[[ STUDY MATERIAL, beginning ]]

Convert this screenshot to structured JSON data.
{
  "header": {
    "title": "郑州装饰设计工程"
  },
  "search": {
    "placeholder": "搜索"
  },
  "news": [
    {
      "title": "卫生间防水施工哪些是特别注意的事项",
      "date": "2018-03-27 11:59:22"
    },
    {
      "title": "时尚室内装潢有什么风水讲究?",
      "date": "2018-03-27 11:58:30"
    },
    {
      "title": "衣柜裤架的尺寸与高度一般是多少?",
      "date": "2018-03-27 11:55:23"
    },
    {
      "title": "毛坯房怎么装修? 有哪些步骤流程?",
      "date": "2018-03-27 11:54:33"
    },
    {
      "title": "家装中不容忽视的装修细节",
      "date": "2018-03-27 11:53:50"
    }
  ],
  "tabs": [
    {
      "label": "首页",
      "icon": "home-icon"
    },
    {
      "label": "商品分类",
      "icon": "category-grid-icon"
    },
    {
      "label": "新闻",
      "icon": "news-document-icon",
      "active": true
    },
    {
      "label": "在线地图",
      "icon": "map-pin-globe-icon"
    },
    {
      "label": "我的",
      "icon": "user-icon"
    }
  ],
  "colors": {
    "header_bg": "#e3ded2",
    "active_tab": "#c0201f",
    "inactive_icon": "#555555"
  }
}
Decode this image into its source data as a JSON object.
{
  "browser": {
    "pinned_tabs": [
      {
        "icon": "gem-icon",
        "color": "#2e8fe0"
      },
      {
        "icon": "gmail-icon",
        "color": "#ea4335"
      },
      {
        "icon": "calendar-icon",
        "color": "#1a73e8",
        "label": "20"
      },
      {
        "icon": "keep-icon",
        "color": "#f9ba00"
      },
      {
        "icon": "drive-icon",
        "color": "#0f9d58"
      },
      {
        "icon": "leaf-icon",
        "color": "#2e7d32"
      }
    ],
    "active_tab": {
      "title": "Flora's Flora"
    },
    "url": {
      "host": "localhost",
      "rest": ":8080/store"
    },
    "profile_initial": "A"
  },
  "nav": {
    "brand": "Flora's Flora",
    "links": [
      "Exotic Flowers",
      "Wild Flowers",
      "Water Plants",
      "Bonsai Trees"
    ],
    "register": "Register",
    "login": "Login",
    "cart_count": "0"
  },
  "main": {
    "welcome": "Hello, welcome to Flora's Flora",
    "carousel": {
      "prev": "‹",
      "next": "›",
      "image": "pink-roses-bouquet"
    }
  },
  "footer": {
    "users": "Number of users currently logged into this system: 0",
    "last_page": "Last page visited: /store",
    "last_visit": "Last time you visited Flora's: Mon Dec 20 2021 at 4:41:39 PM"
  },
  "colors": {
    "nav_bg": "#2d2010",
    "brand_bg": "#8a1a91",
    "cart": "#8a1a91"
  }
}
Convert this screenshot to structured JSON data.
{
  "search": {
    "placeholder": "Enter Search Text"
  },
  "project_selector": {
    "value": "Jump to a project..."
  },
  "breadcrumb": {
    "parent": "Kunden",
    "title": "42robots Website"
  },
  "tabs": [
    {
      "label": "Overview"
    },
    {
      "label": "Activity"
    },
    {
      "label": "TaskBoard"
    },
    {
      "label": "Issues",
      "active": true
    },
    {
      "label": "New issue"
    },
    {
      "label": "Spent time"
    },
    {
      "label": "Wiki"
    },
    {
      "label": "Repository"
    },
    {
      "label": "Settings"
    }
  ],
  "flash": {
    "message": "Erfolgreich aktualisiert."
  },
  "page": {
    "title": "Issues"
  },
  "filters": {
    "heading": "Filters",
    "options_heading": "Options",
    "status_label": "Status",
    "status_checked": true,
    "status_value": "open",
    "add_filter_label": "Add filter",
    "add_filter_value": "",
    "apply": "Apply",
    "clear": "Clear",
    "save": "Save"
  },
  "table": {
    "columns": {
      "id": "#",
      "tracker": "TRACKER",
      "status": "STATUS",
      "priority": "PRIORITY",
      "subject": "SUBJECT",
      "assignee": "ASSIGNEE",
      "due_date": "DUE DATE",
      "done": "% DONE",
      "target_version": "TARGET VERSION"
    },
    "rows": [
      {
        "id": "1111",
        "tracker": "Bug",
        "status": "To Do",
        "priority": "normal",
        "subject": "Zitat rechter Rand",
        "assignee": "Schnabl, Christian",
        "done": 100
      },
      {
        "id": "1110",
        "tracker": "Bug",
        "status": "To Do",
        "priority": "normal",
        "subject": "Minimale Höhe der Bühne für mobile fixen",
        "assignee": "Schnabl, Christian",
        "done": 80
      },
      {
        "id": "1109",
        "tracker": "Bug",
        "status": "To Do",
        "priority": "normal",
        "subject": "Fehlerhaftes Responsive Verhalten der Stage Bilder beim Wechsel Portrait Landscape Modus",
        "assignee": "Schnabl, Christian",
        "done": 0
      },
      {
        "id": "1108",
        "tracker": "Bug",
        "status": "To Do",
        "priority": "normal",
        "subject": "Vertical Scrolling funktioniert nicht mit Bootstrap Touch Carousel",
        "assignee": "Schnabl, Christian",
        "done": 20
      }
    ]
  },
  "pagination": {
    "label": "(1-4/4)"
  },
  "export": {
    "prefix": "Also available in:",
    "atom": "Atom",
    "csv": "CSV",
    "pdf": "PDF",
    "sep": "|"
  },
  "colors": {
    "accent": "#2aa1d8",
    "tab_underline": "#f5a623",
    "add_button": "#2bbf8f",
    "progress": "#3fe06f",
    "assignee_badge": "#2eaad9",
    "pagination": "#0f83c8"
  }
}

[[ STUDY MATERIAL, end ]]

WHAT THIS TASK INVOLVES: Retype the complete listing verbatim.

EXERCISE RESPONSE:
Convert this screenshot to structured JSON data.
{
  "header": {
    "title": "郑州装饰设计工程"
  },
  "search": {
    "placeholder": "搜索"
  },
  "news": [
    {
      "title": "卫生间防水施工哪些是特别注意的事项",
      "date": "2018-03-27 11:59:22"
    },
    {
      "title": "时尚室内装潢有什么风水讲究?",
      "date": "2018-03-27 11:58:30"
    },
    {
      "title": "衣柜裤架的尺寸与高度一般是多少?",
      "date": "2018-03-27 11:55:23"
    },
    {
      "title": "毛坯房怎么装修? 有哪些步骤流程?",
      "date": "2018-03-27 11:54:33"
    },
    {
      "title": "家装中不容忽视的装修细节",
      "date": "2018-03-27 11:53:50"
    }
  ],
  "tabs": [
    {
      "label": "首页",
      "icon": "home-icon"
    },
    {
      "label": "商品分类",
      "icon": "category-grid-icon"
    },
    {
      "label": "新闻",
      "icon": "news-document-icon",
      "active": true
    },
    {
      "label": "在线地图",
      "icon": "map-pin-globe-icon"
    },
    {
      "label": "我的",
      "icon": "user-icon"
    }
  ],
  "colors": {
    "header_bg": "#e3ded2",
    "active_tab": "#c0201f",
    "inactive_icon": "#555555"
  }
}
Decode this image into its source data as a JSON object.
{
  "browser": {
    "pinned_tabs": [
      {
        "icon": "gem-icon",
        "color": "#2e8fe0"
      },
      {
        "icon": "gmail-icon",
        "color": "#ea4335"
      },
      {
        "icon": "calendar-icon",
        "color": "#1a73e8",
        "label": "20"
      },
      {
        "icon": "keep-icon",
        "color": "#f9ba00"
      },
      {
        "icon": "drive-icon",
        "color": "#0f9d58"
      },
      {
        "icon": "leaf-icon",
        "color": "#2e7d32"
      }
    ],
    "active_tab": {
      "title": "Flora's Flora"
    },
    "url": {
      "host": "localhost",
      "rest": ":8080/store"
    },
    "profile_initial": "A"
  },
  "nav": {
    "brand": "Flora's Flora",
    "links": [
      "Exotic Flowers",
      "Wild Flowers",
      "Water Plants",
      "Bonsai Trees"
    ],
    "register": "Register",
    "login": "Login",
    "cart_count": "0"
  },
  "main": {
    "welcome": "Hello, welcome to Flora's Flora",
    "carousel": {
      "prev": "‹",
      "next": "›",
      "image": "pink-roses-bouquet"
    }
  },
  "footer": {
    "users": "Number of users currently logged into this system: 0",
    "last_page": "Last page visited: /store",
    "last_visit": "Last time you visited Flora's: Mon Dec 20 2021 at 4:41:39 PM"
  },
  "colors": {
    "nav_bg": "#2d2010",
    "brand_bg": "#8a1a91",
    "cart": "#8a1a91"
  }
}
Convert this screenshot to structured JSON data.
{
  "search": {
    "placeholder": "Enter Search Text"
  },
  "project_selector": {
    "value": "Jump to a project..."
  },
  "breadcrumb": {
    "parent": "Kunden",
    "title": "42robots Website"
  },
  "tabs": [
    {
      "label": "Overview"
    },
    {
      "label": "Activity"
    },
    {
      "label": "TaskBoard"
    },
    {
      "label": "Issues",
      "active": true
    },
    {
      "label": "New issue"
    },
    {
      "label": "Spent time"
    },
    {
      "label": "Wiki"
    },
    {
      "label": "Repository"
    },
    {
      "label": "Settings"
    }
  ],
  "flash": {
    "message": "Erfolgreich aktualisiert."
  },
  "page": {
    "title": "Issues"
  },
  "filters": {
    "heading": "Filters",
    "options_heading": "Options",
    "status_label": "Status",
    "status_checked": true,
    "status_value": "open",
    "add_filter_label": "Add filter",
    "add_filter_value": "",
    "apply": "Apply",
    "clear": "Clear",
    "save": "Save"
  },
  "table": {
    "columns": {
      "id": "#",
      "tracker": "TRACKER",
      "status": "STATUS",
      "priority": "PRIORITY",
      "subject": "SUBJECT",
      "assignee": "ASSIGNEE",
      "due_date": "DUE DATE",
      "done": "% DONE",
      "target_version": "TARGET VERSION"
    },
    "rows": [
      {
        "id": "1111",
        "tracker": "Bug",
        "status": "To Do",
        "priority": "normal",
        "subject": "Zitat rechter Rand",
        "assignee": "Schnabl, Christian",
        "done": 100
      },
      {
        "id": "1110",
        "tracker": "Bug",
        "status": "To Do",
        "priority": "normal",
        "subject": "Minimale Höhe der Bühne für mobile fixen",
        "assignee": "Schnabl, Christian",
        "done": 80
      },
      {
        "id": "1109",
        "tracker": "Bug",
        "status": "To Do",
        "priority": "normal",
        "subject": "Fehlerhaftes Responsive Verhalten der Stage Bilder beim Wechsel Portrait Landscape Modus",
        "assignee": "Schnabl, Christian",
        "done": 0
      },
      {
        "id": "1108",
        "tracker": "Bug",
        "status": "To Do",
        "priority": "normal",
        "subject": "Vertical Scrolling funktioniert nicht mit Bootstrap Touch Carousel",
        "assignee": "Schnabl, Christian",
        "done": 20
      }
    ]
  },
  "pagination": {
    "label": "(1-4/4)"
  },
  "export": {
    "prefix": "Also available in:",
    "atom": "Atom",
    "csv": "CSV",
    "pdf": "PDF",
    "sep": "|"
  },
  "colors": {
    "accent": "#2aa1d8",
    "tab_underline": "#f5a623",
    "add_button": "#2bbf8f",
    "progress": "#3fe06f",
    "assignee_badge": "#2eaad9",
    "pagination": "#0f83c8"
  }
}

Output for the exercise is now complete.